    No, I would not do a MRI scan, Instead I would do a IQ testing and plan how I can help the boy

  • Ian Wacogne


    The MRI might tell you important autosomal recessive/autosomal dominant information. Which might give you information which will allow you give the family clear advice about future family.

    I doubt very much if the scan will tell you much about the future for the child, but it might have important consequences for his family.

  • vijayashankara

    I doubt the MRI would give a substantial information for family counselling; the cost of MRI scan, particularly in a developing country, will outweigh the benefits.

  • iwacogne

    OK, but there you have a different sort of argument.
    There is the cost/benefit question, and the question of whether this sort of investigation does have a yield which might have a benefit.

    I recognise that my view is developed-world centric, and I do, in my practice, have to consider cost/benefit for something like an MRI on the basis that it is a limited resource which I could quite easily mess up by over requesting. But it’s not the same question.

    The question is: does this test have the possiblity to change your managment, and if so, how frequently will performing this test do that, and by how much?

  • Actually, Kokuvi (pictured) is 16.

  • bphillips

    Allison – Thanks for the information! Clearly, all the images we use here in the site are illustrative, rather than representative.

  • If I were answering the question from the standpoint of someone who has personally worked with the boy in the picture in Ghana, I’d have to say no to the MRI for the same reasons as vijayashankara. Whilst in the first world, it’s a simple thing to get an MRI, in Hohoe, where Kokuvi lives, the closest MRI machine is either in Ho (1.5 hours) or Kumasi (~3 hours). Considering that the school doesn’t have transportation and that Kokuvi can’t easily be transported on public transportation, it makes absolutely no sense at all to take him in for an MRI. From his file, I can tell you that he’s never had a physical of any sort, but according to other employees at the school, his vision is impaired. He also has absolutely no attention span and the extent of his English is the word ‘chalk’. He doesn’t do much better in Ewe.

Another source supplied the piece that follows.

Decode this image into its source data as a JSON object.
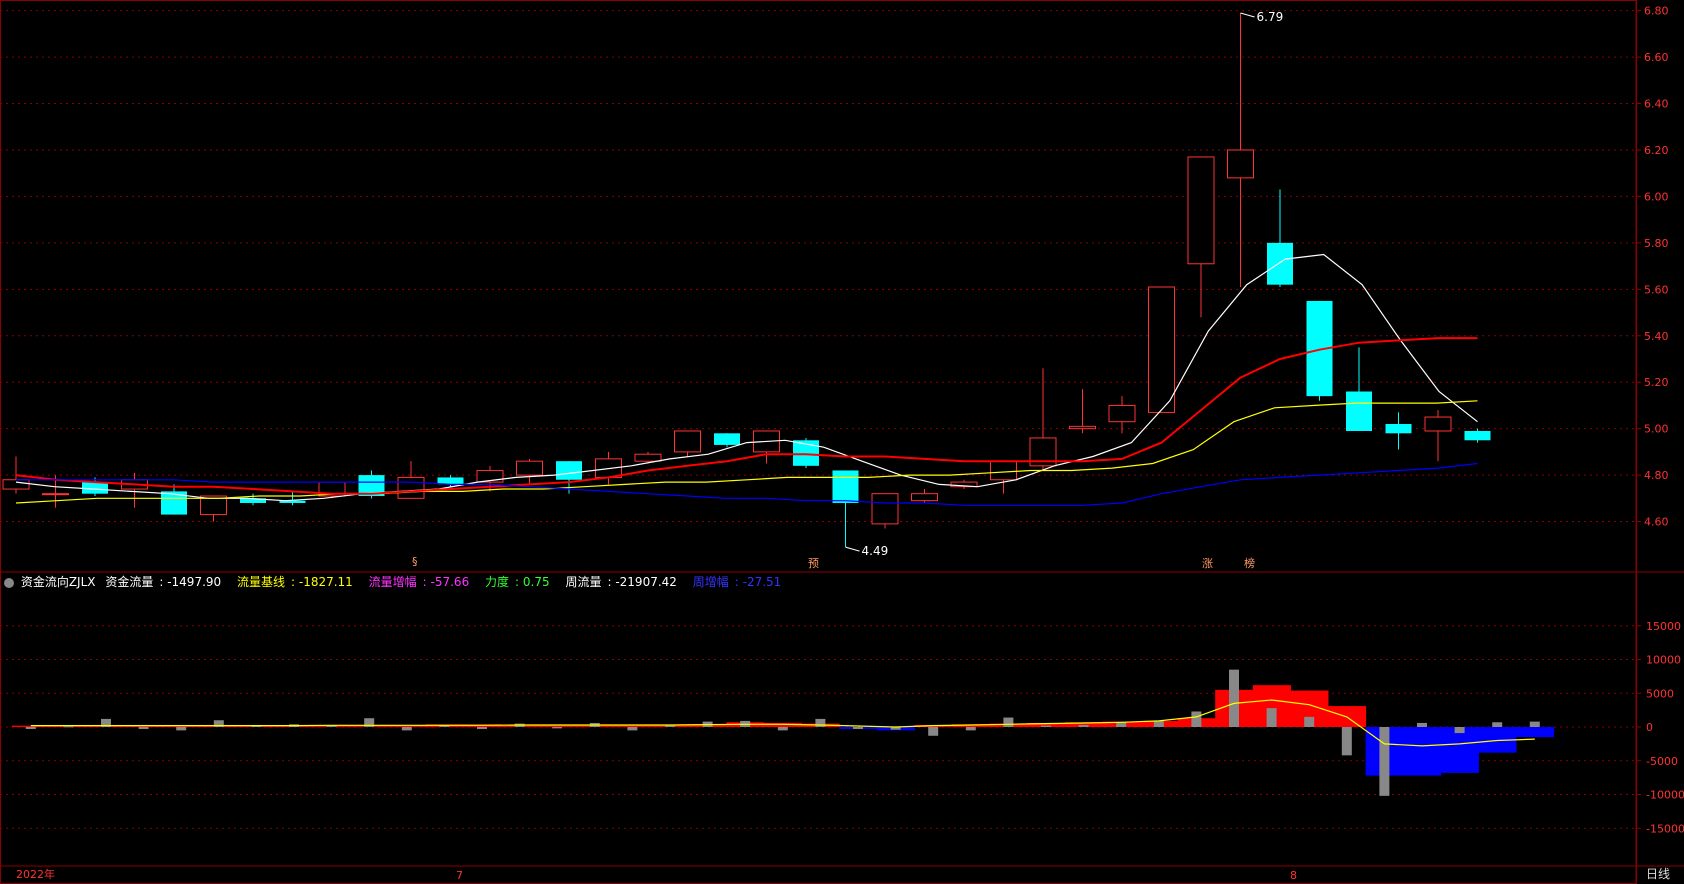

    Considering the extent of his microcephaly, I’d have to say that supportive therapy is better than delving in and trying any other recourse. Again, it may be different in America, but in Ghana, that’s the best we can really do.

  • Bob Phillips – Thanks for the information!

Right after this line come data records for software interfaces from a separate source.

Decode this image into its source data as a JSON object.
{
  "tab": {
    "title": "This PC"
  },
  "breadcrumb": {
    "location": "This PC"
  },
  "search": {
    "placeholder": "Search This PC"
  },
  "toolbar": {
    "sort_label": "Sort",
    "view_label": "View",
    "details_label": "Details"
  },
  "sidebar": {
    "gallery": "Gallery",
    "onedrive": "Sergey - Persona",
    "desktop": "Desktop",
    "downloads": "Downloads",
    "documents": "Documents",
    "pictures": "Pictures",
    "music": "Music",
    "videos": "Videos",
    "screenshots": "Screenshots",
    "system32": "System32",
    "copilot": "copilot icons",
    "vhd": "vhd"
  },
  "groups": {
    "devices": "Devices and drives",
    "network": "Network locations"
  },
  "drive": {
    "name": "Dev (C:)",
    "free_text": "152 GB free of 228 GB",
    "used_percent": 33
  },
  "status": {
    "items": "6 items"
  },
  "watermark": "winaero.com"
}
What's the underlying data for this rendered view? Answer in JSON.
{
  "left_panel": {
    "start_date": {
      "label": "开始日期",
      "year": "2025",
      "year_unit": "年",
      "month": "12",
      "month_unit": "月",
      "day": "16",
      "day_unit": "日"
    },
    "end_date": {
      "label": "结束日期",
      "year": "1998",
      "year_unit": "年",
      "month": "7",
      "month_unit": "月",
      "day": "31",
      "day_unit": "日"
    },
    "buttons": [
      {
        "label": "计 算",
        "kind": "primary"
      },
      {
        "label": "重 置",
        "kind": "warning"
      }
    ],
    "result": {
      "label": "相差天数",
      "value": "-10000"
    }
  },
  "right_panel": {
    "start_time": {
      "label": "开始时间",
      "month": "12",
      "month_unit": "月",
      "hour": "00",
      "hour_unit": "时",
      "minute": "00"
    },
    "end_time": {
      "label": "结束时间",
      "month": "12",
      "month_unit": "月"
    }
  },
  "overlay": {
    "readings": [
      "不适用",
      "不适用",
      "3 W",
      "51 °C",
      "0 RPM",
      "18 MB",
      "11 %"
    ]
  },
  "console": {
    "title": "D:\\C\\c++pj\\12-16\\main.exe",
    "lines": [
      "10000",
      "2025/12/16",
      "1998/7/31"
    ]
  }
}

  • I’m the vice president of The Foundation for Children with Microcephaly. We are dedicated to helping all persons with the dissorder, as well as all the medical insurance needed. We take charge in getting pediasure, diapers and funding for research. We also help with polymicrogyria also known as PMG. We work with Dr. Dobins and Dr Chang from the Walsh Clinic based in Chicago. A recent fact that our foundation learned by working with the Walsh Clinic was that one quarter of one percent of our worldwide population has autism. Thats not that many compared to people with microcephaly wich takes up two and a half percent of our world count. Not to mention the people who were born over 20 years ago who wouldnt have been diagnosed with microcephaly due to the number of specialist covering the dissorder and the certain technological advances we’ve all gone through. We have a Website and i ask that you check it out and refer families towards us. We offer moral support and information as well.Most of these children were told they would never talk, walk, or barely function. Most of these children proved doctors wrong. They our LITTLE MIRACLES. They are our inspiration. Please help us help others. is our website address. Please go over it yourselves and decide what you think of us before you pass it along. Thank you.

    Brandin Lewis